• TO DO
Apart from the images, reproduce all of the data word for word.

Start of Block

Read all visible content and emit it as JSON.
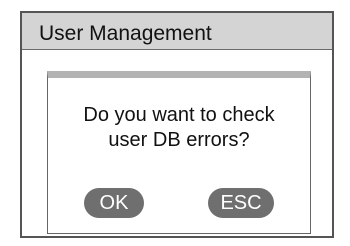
{
  "window": {
    "title": "User Management"
  },
  "dialog": {
    "message_line1": "Do you want to check",
    "message_line2": "user DB errors?",
    "ok_label": "OK",
    "esc_label": "ESC"
  },
  "colors": {
    "title_bar_bg": "#d4d4d4",
    "button_bg": "#6f6f6f",
    "dialog_top_strip": "#b3b3b3"
  }
}
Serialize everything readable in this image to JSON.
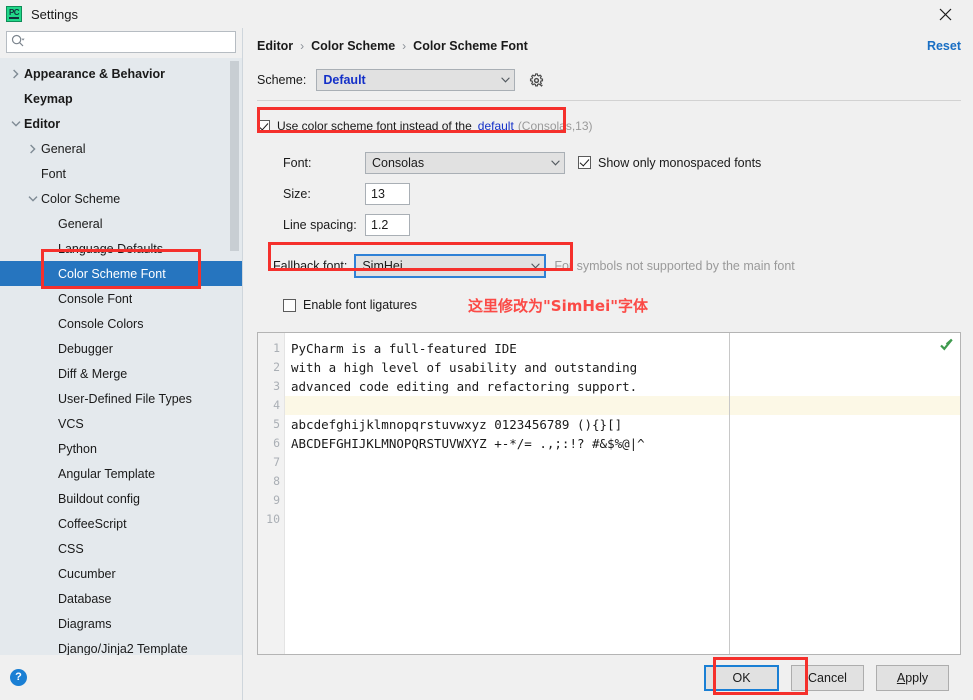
{
  "window": {
    "title": "Settings",
    "logo_text": "PC",
    "close_icon": "close-icon"
  },
  "sidebar": {
    "search": {
      "value": "",
      "placeholder": ""
    },
    "items": [
      {
        "label": "Appearance & Behavior",
        "indent": 0,
        "arrow": "right",
        "bold": true,
        "selected": false
      },
      {
        "label": "Keymap",
        "indent": 0,
        "arrow": "none",
        "bold": true,
        "selected": false
      },
      {
        "label": "Editor",
        "indent": 0,
        "arrow": "down",
        "bold": true,
        "selected": false
      },
      {
        "label": "General",
        "indent": 1,
        "arrow": "right",
        "bold": false,
        "selected": false
      },
      {
        "label": "Font",
        "indent": 1,
        "arrow": "none",
        "bold": false,
        "selected": false
      },
      {
        "label": "Color Scheme",
        "indent": 1,
        "arrow": "down",
        "bold": false,
        "selected": false
      },
      {
        "label": "General",
        "indent": 2,
        "arrow": "none",
        "bold": false,
        "selected": false
      },
      {
        "label": "Language Defaults",
        "indent": 2,
        "arrow": "none",
        "bold": false,
        "selected": false
      },
      {
        "label": "Color Scheme Font",
        "indent": 2,
        "arrow": "none",
        "bold": false,
        "selected": true
      },
      {
        "label": "Console Font",
        "indent": 2,
        "arrow": "none",
        "bold": false,
        "selected": false
      },
      {
        "label": "Console Colors",
        "indent": 2,
        "arrow": "none",
        "bold": false,
        "selected": false
      },
      {
        "label": "Debugger",
        "indent": 2,
        "arrow": "none",
        "bold": false,
        "selected": false
      },
      {
        "label": "Diff & Merge",
        "indent": 2,
        "arrow": "none",
        "bold": false,
        "selected": false
      },
      {
        "label": "User-Defined File Types",
        "indent": 2,
        "arrow": "none",
        "bold": false,
        "selected": false
      },
      {
        "label": "VCS",
        "indent": 2,
        "arrow": "none",
        "bold": false,
        "selected": false
      },
      {
        "label": "Python",
        "indent": 2,
        "arrow": "none",
        "bold": false,
        "selected": false
      },
      {
        "label": "Angular Template",
        "indent": 2,
        "arrow": "none",
        "bold": false,
        "selected": false
      },
      {
        "label": "Buildout config",
        "indent": 2,
        "arrow": "none",
        "bold": false,
        "selected": false
      },
      {
        "label": "CoffeeScript",
        "indent": 2,
        "arrow": "none",
        "bold": false,
        "selected": false
      },
      {
        "label": "CSS",
        "indent": 2,
        "arrow": "none",
        "bold": false,
        "selected": false
      },
      {
        "label": "Cucumber",
        "indent": 2,
        "arrow": "none",
        "bold": false,
        "selected": false
      },
      {
        "label": "Database",
        "indent": 2,
        "arrow": "none",
        "bold": false,
        "selected": false
      },
      {
        "label": "Diagrams",
        "indent": 2,
        "arrow": "none",
        "bold": false,
        "selected": false
      },
      {
        "label": "Django/Jinja2 Template",
        "indent": 2,
        "arrow": "none",
        "bold": false,
        "selected": false
      }
    ],
    "help_label": "?"
  },
  "breadcrumb": {
    "items": [
      "Editor",
      "Color Scheme",
      "Color Scheme Font"
    ],
    "separator": "›"
  },
  "header": {
    "reset_label": "Reset"
  },
  "scheme": {
    "label": "Scheme:",
    "value": "Default",
    "gear_icon": "gear-icon"
  },
  "use_scheme_font": {
    "checked": true,
    "text": "Use color scheme font instead of the",
    "link": "default",
    "suffix": "(Consolas,13)"
  },
  "form": {
    "font_label": "Font:",
    "font_value": "Consolas",
    "monospaced_label": "Show only monospaced fonts",
    "monospaced_checked": true,
    "size_label": "Size:",
    "size_value": "13",
    "line_spacing_label": "Line spacing:",
    "line_spacing_value": "1.2",
    "fallback_label": "Fallback font:",
    "fallback_value": "SimHei",
    "fallback_hint": "For symbols not supported by the main font",
    "ligatures_label": "Enable font ligatures",
    "ligatures_checked": false,
    "annotation": "这里修改为\"SimHei\"字体"
  },
  "preview": {
    "line_numbers": [
      "1",
      "2",
      "3",
      "4",
      "5",
      "6",
      "7",
      "8",
      "9",
      "10"
    ],
    "lines": [
      "PyCharm is a full-featured IDE",
      "with a high level of usability and outstanding",
      "advanced code editing and refactoring support.",
      "",
      "abcdefghijklmnopqrstuvwxyz 0123456789 (){}[]",
      "ABCDEFGHIJKLMNOPQRSTUVWXYZ +-*/= .,;:!? #&$%@|^",
      "",
      "",
      "",
      ""
    ],
    "caret_line_index": 3,
    "check_icon": "green-check-icon"
  },
  "buttons": {
    "ok": "OK",
    "cancel": "Cancel",
    "apply_prefix": "A",
    "apply_rest": "pply"
  },
  "colors": {
    "accent_blue": "#2675bf",
    "link_blue": "#1430c8",
    "reset_blue": "#1a6fc4",
    "annotation_red": "#f5302c",
    "caret_row": "#fcf8e6",
    "sidebar_bg": "#e4e9ed",
    "dialog_bg": "#f0f0f0"
  }
}
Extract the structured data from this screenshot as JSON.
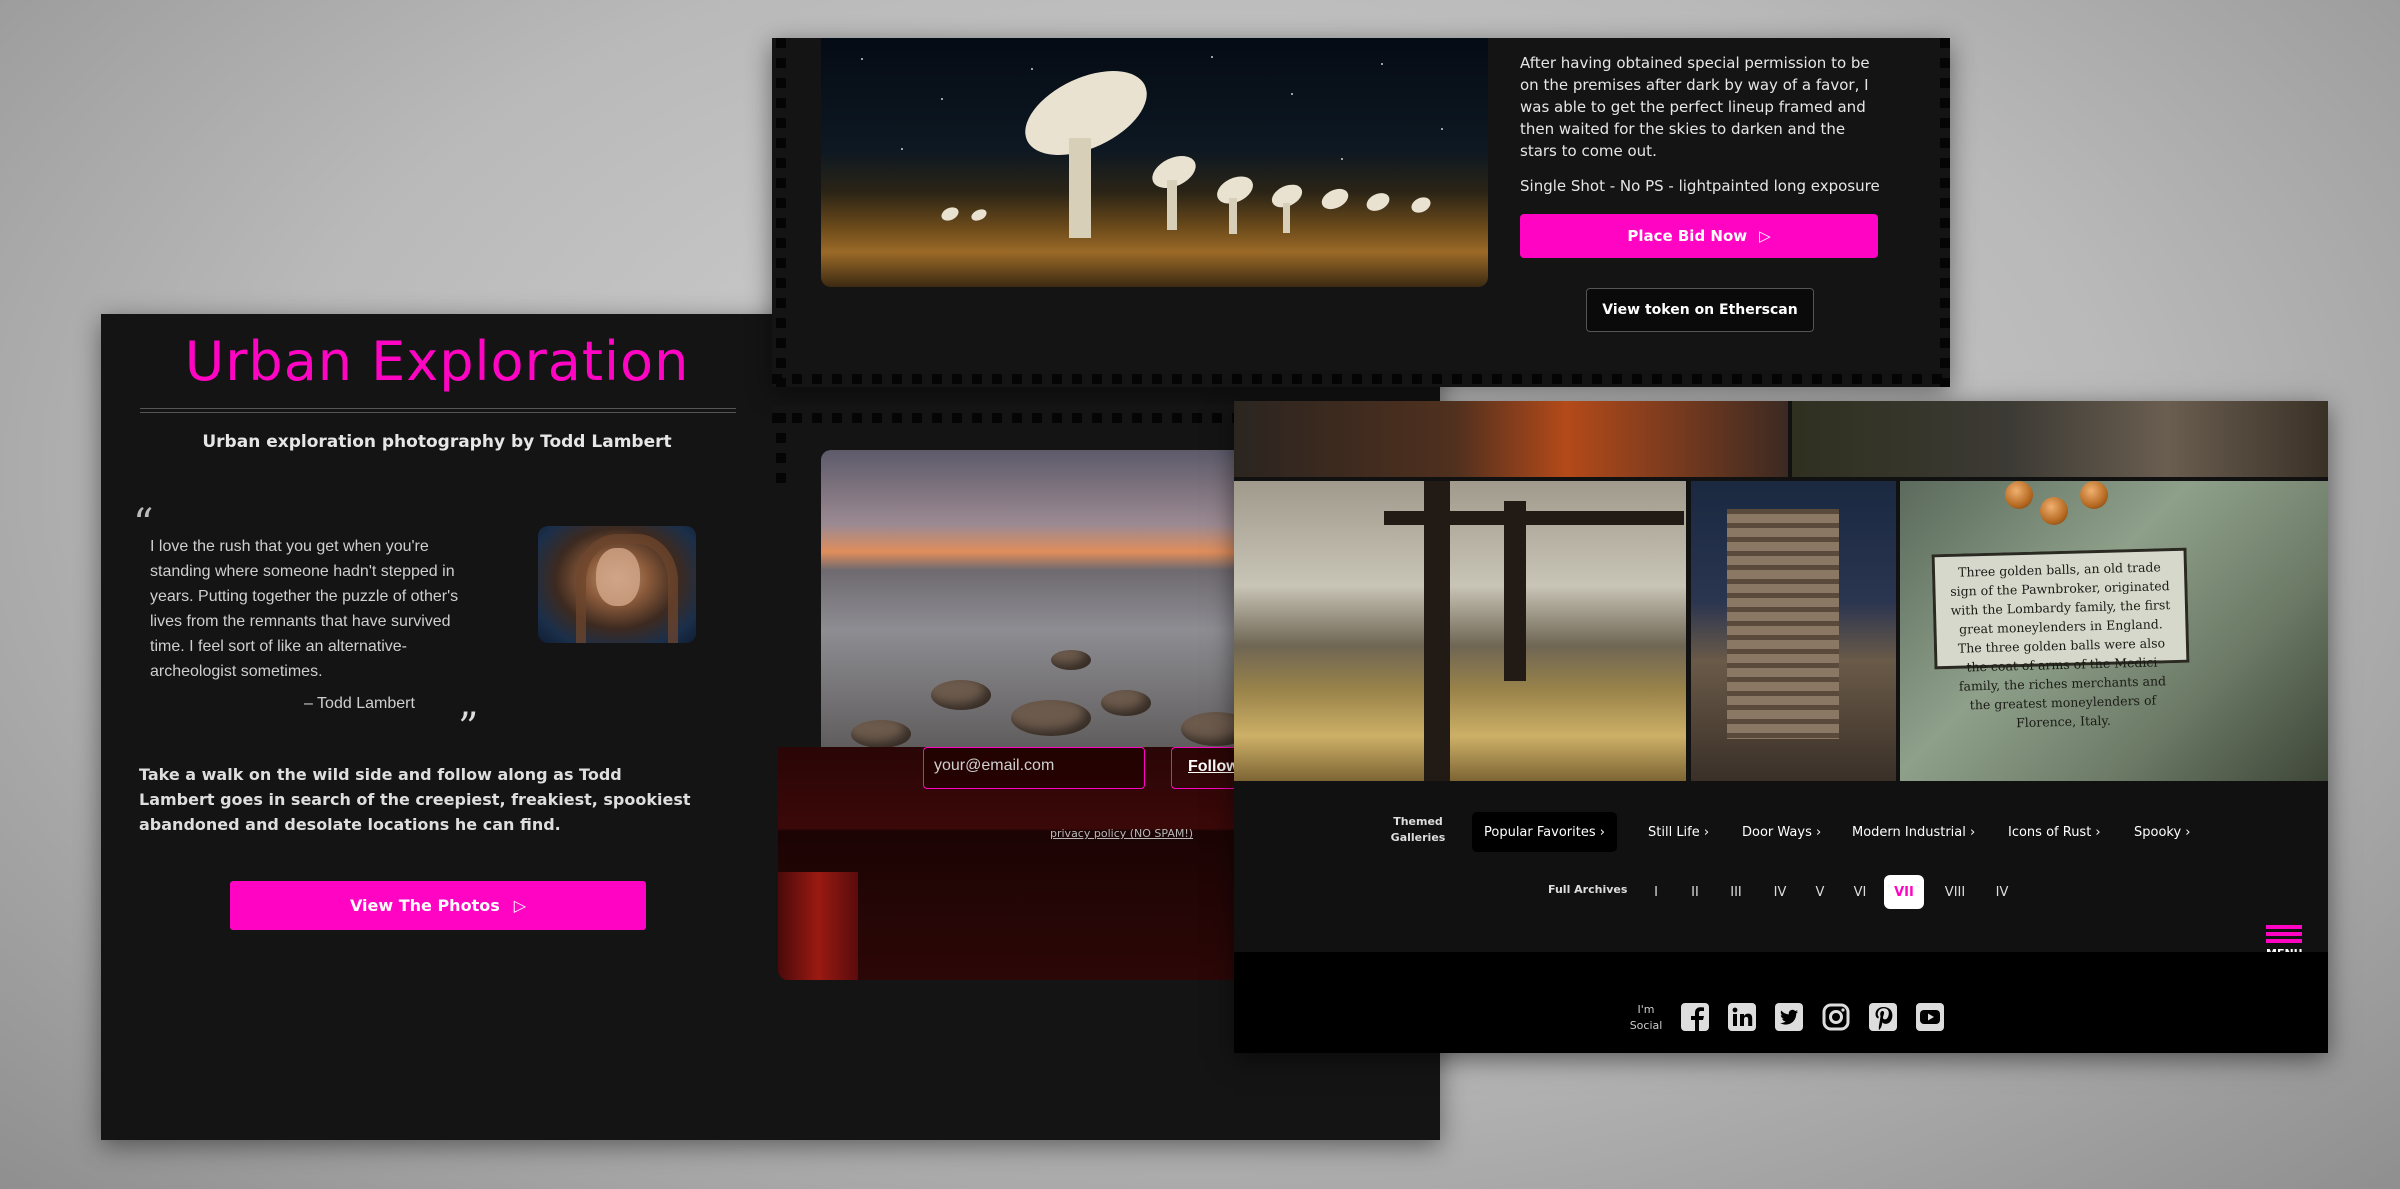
{
  "left": {
    "title": "Urban Exploration",
    "subtitle": "Urban exploration photography by Todd Lambert",
    "quote_open": "“",
    "quote": "I love the rush that you get when you're standing where someone hadn't stepped in years. Putting together the puzzle of other's lives from the remnants that have survived time. I feel sort of like an alternative-archeologist sometimes.",
    "author": "– Todd Lambert",
    "quote_close": "”",
    "intro": "Take a walk on the wild side and follow along as Todd Lambert goes in search of the creepiest, freakiest, spookiest abandoned and desolate locations he can find.",
    "button_label": "View The Photos",
    "button_icon": "▷"
  },
  "listing": {
    "description": "After having obtained special permission to be on the premises after dark by way of a favor, I was able to get the perfect lineup framed and then waited for the skies to darken and the stars to come out.",
    "shot_info": "Single Shot - No PS - lightpainted long exposure",
    "bid_label": "Place Bid Now",
    "bid_icon": "▷",
    "etherscan_label": "View token on Etherscan"
  },
  "newsletter": {
    "email_placeholder": "your@email.com",
    "follow_label": "Follow",
    "privacy_label": "privacy policy (NO SPAM!)"
  },
  "gallery": {
    "sign_text": "Three golden balls, an old trade sign of the Pawnbroker, originated with the Lombardy family, the first great moneylenders in England. The three golden balls were also the coat of arms of the Medici family, the riches merchants and the greatest moneylenders of Florence, Italy.",
    "themed_label": "Themed Galleries",
    "themed": [
      "Popular Favorites ›",
      "Still Life ›",
      "Door Ways ›",
      "Modern Industrial ›",
      "Icons of Rust ›",
      "Spooky ›"
    ],
    "themed_active": "Popular Favorites ›",
    "archives_label": "Full Archives",
    "archives": [
      "I",
      "II",
      "III",
      "IV",
      "V",
      "VI",
      "VII",
      "VIII",
      "IV"
    ],
    "archives_active": "VII",
    "menu_label": "MENU",
    "social_label": "I'm Social",
    "social_icons": [
      "facebook-icon",
      "linkedin-icon",
      "twitter-icon",
      "instagram-icon",
      "pinterest-icon",
      "youtube-icon"
    ]
  },
  "colors": {
    "accent": "#ff05c3",
    "panel": "#141414"
  }
}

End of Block

• TASK RESPONSE
Read all visible content and emit it as JSON.
{
  "window": {
    "title": "User Management"
  },
  "dialog": {
    "message_line1": "Do you want to check",
    "message_line2": "user DB errors?",
    "ok_label": "OK",
    "esc_label": "ESC"
  },
  "colors": {
    "title_bar_bg": "#d4d4d4",
    "button_bg": "#6f6f6f",
    "dialog_top_strip": "#b3b3b3"
  }
}
Serialize everything readable in this image to JSON.
{
  "window": {
    "title": "Settings",
    "logo_text": "PC",
    "close_icon": "close-icon"
  },
  "sidebar": {
    "search": {
      "value": "",
      "placeholder": ""
    },
    "items": [
      {
        "label": "Appearance & Behavior",
        "indent": 0,
        "arrow": "right",
        "bold": true,
        "selected": false
      },
      {
        "label": "Keymap",
        "indent": 0,
        "arrow": "none",
        "bold": true,
        "selected": false
      },
      {
        "label": "Editor",
        "indent": 0,
        "arrow": "down",
        "bold": true,
        "selected": false
      },
      {
        "label": "General",
        "indent": 1,
        "arrow": "right",
        "bold": false,
        "selected": false
      },
      {
        "label": "Font",
        "indent": 1,
        "arrow": "none",
        "bold": false,
        "selected": false
      },
      {
        "label": "Color Scheme",
        "indent": 1,
        "arrow": "down",
        "bold": false,
        "selected": false
      },
      {
        "label": "General",
        "indent": 2,
        "arrow": "none",
        "bold": false,
        "selected": false
      },
      {
        "label": "Language Defaults",
        "indent": 2,
        "arrow": "none",
        "bold": false,
        "selected": false
      },
      {
        "label": "Color Scheme Font",
        "indent": 2,
        "arrow": "none",
        "bold": false,
        "selected": true
      },
      {
        "label": "Console Font",
        "indent": 2,
        "arrow": "none",
        "bold": false,
        "selected": false
      },
      {
        "label": "Console Colors",
        "indent": 2,
        "arrow": "none",
        "bold": false,
        "selected": false
      },
      {
        "label": "Debugger",
        "indent": 2,
        "arrow": "none",
        "bold": false,
        "selected": false
      },
      {
        "label": "Diff & Merge",
        "indent": 2,
        "arrow": "none",
        "bold": false,
        "selected": false
      },
      {
        "label": "User-Defined File Types",
        "indent": 2,
        "arrow": "none",
        "bold": false,
        "selected": false
      },
      {
        "label": "VCS",
        "indent": 2,
        "arrow": "none",
        "bold": false,
        "selected": false
      },
      {
        "label": "Python",
        "indent": 2,
        "arrow": "none",
        "bold": false,
        "selected": false
      },
      {
        "label": "Angular Template",
        "indent": 2,
        "arrow": "none",
        "bold": false,
        "selected": false
      },
      {
        "label": "Buildout config",
        "indent": 2,
        "arrow": "none",
        "bold": false,
        "selected": false
      },
      {
        "label": "CoffeeScript",
        "indent": 2,
        "arrow": "none",
        "bold": false,
        "selected": false
      },
      {
        "label": "CSS",
        "indent": 2,
        "arrow": "none",
        "bold": false,
        "selected": false
      },
      {
        "label": "Cucumber",
        "indent": 2,
        "arrow": "none",
        "bold": false,
        "selected": false
      },
      {
        "label": "Database",
        "indent": 2,
        "arrow": "none",
        "bold": false,
        "selected": false
      },
      {
        "label": "Diagrams",
        "indent": 2,
        "arrow": "none",
        "bold": false,
        "selected": false
      },
      {
        "label": "Django/Jinja2 Template",
        "indent": 2,
        "arrow": "none",
        "bold": false,
        "selected": false
      }
    ],
    "help_label": "?"
  },
  "breadcrumb": {
    "items": [
      "Editor",
      "Color Scheme",
      "Color Scheme Font"
    ],
    "separator": "›"
  },
  "header": {
    "reset_label": "Reset"
  },
  "scheme": {
    "label": "Scheme:",
    "value": "Default",
    "gear_icon": "gear-icon"
  },
  "use_scheme_font": {
    "checked": true,
    "text": "Use color scheme font instead of the",
    "link": "default",
    "suffix": "(Consolas,13)"
  },
  "form": {
    "font_label": "Font:",
    "font_value": "Consolas",
    "monospaced_label": "Show only monospaced fonts",
    "monospaced_checked": true,
    "size_label": "Size:",
    "size_value": "13",
    "line_spacing_label": "Line spacing:",
    "line_spacing_value": "1.2",
    "fallback_label": "Fallback font:",
    "fallback_value": "SimHei",
    "fallback_hint": "For symbols not supported by the main font",
    "ligatures_label": "Enable font ligatures",
    "ligatures_checked": false,
    "annotation": "这里修改为\"SimHei\"字体"
  },
  "preview": {
    "line_numbers": [
      "1",
      "2",
      "3",
      "4",
      "5",
      "6",
      "7",
      "8",
      "9",
      "10"
    ],
    "lines": [
      "PyCharm is a full-featured IDE",
      "with a high level of usability and outstanding",
      "advanced code editing and refactoring support.",
      "",
      "abcdefghijklmnopqrstuvwxyz 0123456789 (){}[]",
      "ABCDEFGHIJKLMNOPQRSTUVWXYZ +-*/= .,;:!? #&$%@|^",
      "",
      "",
      "",
      ""
    ],
    "caret_line_index": 3,
    "check_icon": "green-check-icon"
  },
  "buttons": {
    "ok": "OK",
    "cancel": "Cancel",
    "apply_prefix": "A",
    "apply_rest": "pply"
  },
  "colors": {
    "accent_blue": "#2675bf",
    "link_blue": "#1430c8",
    "reset_blue": "#1a6fc4",
    "annotation_red": "#f5302c",
    "caret_row": "#fcf8e6",
    "sidebar_bg": "#e4e9ed",
    "dialog_bg": "#f0f0f0"
  }
}
Extract the structured data from this screenshot as JSON.
{
  "left": {
    "title": "Urban Exploration",
    "subtitle": "Urban exploration photography by Todd Lambert",
    "quote_open": "“",
    "quote": "I love the rush that you get when you're standing where someone hadn't stepped in years. Putting together the puzzle of other's lives from the remnants that have survived time. I feel sort of like an alternative-archeologist sometimes.",
    "author": "– Todd Lambert",
    "quote_close": "”",
    "intro": "Take a walk on the wild side and follow along as Todd Lambert goes in search of the creepiest, freakiest, spookiest abandoned and desolate locations he can find.",
    "button_label": "View The Photos",
    "button_icon": "▷"
  },
  "listing": {
    "description": "After having obtained special permission to be on the premises after dark by way of a favor, I was able to get the perfect lineup framed and then waited for the skies to darken and the stars to come out.",
    "shot_info": "Single Shot - No PS - lightpainted long exposure",
    "bid_label": "Place Bid Now",
    "bid_icon": "▷",
    "etherscan_label": "View token on Etherscan"
  },
  "newsletter": {
    "email_placeholder": "your@email.com",
    "follow_label": "Follow",
    "privacy_label": "privacy policy (NO SPAM!)"
  },
  "gallery": {
    "sign_text": "Three golden balls, an old trade sign of the Pawnbroker, originated with the Lombardy family, the first great moneylenders in England. The three golden balls were also the coat of arms of the Medici family, the riches merchants and the greatest moneylenders of Florence, Italy.",
    "themed_label": "Themed Galleries",
    "themed": [
      "Popular Favorites ›",
      "Still Life ›",
      "Door Ways ›",
      "Modern Industrial ›",
      "Icons of Rust ›",
      "Spooky ›"
    ],
    "themed_active": "Popular Favorites ›",
    "archives_label": "Full Archives",
    "archives": [
      "I",
      "II",
      "III",
      "IV",
      "V",
      "VI",
      "VII",
      "VIII",
      "IV"
    ],
    "archives_active": "VII",
    "menu_label": "MENU",
    "social_label": "I'm Social",
    "social_icons": [
      "facebook-icon",
      "linkedin-icon",
      "twitter-icon",
      "instagram-icon",
      "pinterest-icon",
      "youtube-icon"
    ]
  },
  "colors": {
    "accent": "#ff05c3",
    "panel": "#141414"
  }
}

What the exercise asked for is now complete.